But he also seems to labour under the delusion that this makes him even more interesting rather than less. Although he doesn't know anything about the subject at first , he is eager to learn, and takes information that he gets from the world's leading experts and explains it to us in a way that makes it exciting and relevant. The tombstones of both men are simple affairs engraved with humble inscriptions. He delightfully intermingles political commentary with travelogue. A starburst briefly filled the screen, indicating an interval of adverts, which the bald-headed man used to quiz me in a friendly but confusingly disconnected way as to who I was and how I had fallen into their lives. He's widely knowledgeable and well-researched in Roman history, utterly insane and reclusive members of the gentry, pit painters, cursed homes, Victorian industrialists, and the numbers of motorboats registered on Lake Windemere.
Nunc hendrerit tortor vitae est placerat ut varius erat posuere. Unfortunately……… To Read Bill Bryson Notes from a Small Island Summary completely Ever read 4 books in one day? As one of the best and funniest writers alive, his is perfectly positioned to mine his memories of a totally all-American childhood for 24-carat memoir gold. Bryson traveled to Dover, London, the southern coast, then headed north through England, Wales, and Scotland, then back to his home in North Yorkshire. There is a charm in his writing that will make you an admirer of his writings, and this book is no exception. I'll definitely be reading more of Bryson's work in the future.

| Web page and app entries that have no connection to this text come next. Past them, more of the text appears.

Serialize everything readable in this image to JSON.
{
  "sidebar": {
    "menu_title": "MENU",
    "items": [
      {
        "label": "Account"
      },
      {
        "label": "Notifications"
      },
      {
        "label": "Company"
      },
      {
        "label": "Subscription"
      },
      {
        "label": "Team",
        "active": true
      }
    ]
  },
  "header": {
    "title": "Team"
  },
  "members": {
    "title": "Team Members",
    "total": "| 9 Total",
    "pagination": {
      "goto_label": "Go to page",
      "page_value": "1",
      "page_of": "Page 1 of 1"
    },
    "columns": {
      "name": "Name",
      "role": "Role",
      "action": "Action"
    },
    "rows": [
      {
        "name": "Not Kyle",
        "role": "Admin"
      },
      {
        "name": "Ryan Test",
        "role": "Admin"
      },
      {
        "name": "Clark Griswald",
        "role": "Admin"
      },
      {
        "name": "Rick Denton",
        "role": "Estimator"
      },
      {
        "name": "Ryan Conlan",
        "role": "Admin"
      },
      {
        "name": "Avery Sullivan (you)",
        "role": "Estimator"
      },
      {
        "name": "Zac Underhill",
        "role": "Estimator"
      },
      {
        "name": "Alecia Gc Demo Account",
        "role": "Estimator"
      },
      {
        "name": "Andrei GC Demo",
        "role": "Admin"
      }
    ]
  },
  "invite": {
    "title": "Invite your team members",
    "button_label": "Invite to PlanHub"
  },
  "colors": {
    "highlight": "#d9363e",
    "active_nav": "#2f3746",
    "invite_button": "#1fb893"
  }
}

Yes, as he is prone to take notice of all sorts of interesting details. However, I was just never pulled in by his narrative. You could have eight days in Tenerife on a Cook's Golden Wings Holiday for £65 or fifteen days from £93. I dug shiveringly through my backpack and extracted every potentially warming item I could find a flannel shirt, two sweaters, an extra pair of jeans. And I got heartily sick of his rants about modern town architecture, he sounds like Prince Charles with a less annoying accent. The poor guy was constantly getting caught in downpours walking unfamiliar streets in search of a hotel or a cafe. .
I was astonished to find out what it was; for three days I'd been fiddling with the window. He may appear a grumpy American man, but he has a heart to feel and see milk of human kindness in every quotidian thing or nondescript person by using the most appropriate words in wonderfully lucid expressions. It seemed very quaint to come back to Bill here ambling about at a time before we had all our current woes. It all seemed ridiculously cumbersome, and here suddenly was a whole country that ate the way I did. With time on my hands, I made a thorough search for a guesthouse that looked attractive and quiet, but friendly and not too expensive, and at the stroke of ten o'clock presented myself on the doorstep of the one I had carefully selected, taking care not to discompose the milk bottles. Until I do, travel writing like Notes from a Small Island will have to serve to whet my appetite.